Within the records that follow, find every line containing the string "Hide". Copy those lines.

Segment Start: RECORD SET

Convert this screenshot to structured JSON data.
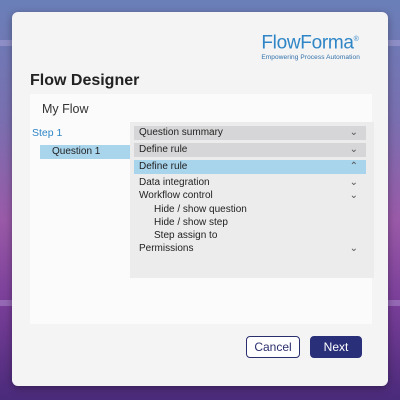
{
  "brand": {
    "name": "FlowForma",
    "trademark": "®",
    "tagline": "Empowering Process Automation"
  },
  "title": "Flow Designer",
  "flow_name": "My Flow",
  "steps": [
    {
      "label": "Step 1",
      "questions": [
        "Question 1"
      ]
    }
  ],
  "sections": {
    "question_summary": "Question summary",
    "define_rule_collapsed": "Define rule",
    "define_rule_expanded": "Define rule",
    "data_integration": "Data integration",
    "workflow_control": "Workflow control",
    "hide_show_question": "Hide / show question",
    "hide_show_step": "Hide / show step",
    "step_assign_to": "Step assign to",
    "permissions": "Permissions"
  },
  "icons": {
    "expand": "chevron-down-icon",
    "collapse": "chevron-up-icon"
  },
  "buttons": {
    "cancel": "Cancel",
    "next": "Next"
  },
  "colors": {
    "accent": "#2f86c6",
    "selected": "#a8d4ec",
    "primary_button": "#2a2f7a"
  }
}
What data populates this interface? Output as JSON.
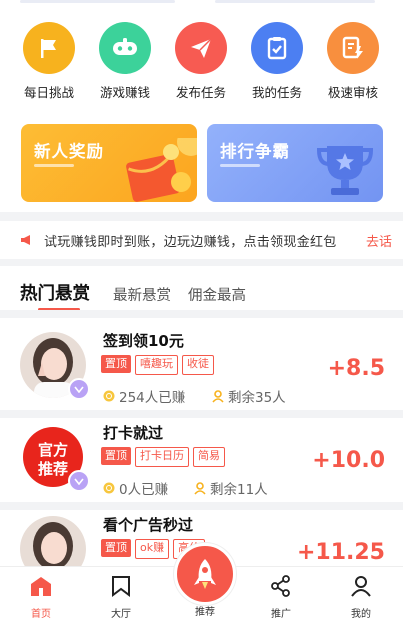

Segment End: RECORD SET

- **REPLY TO THE TASK**
    "hide_show_question": "Hide / show question",
    "hide_show_step": "Hide / show step",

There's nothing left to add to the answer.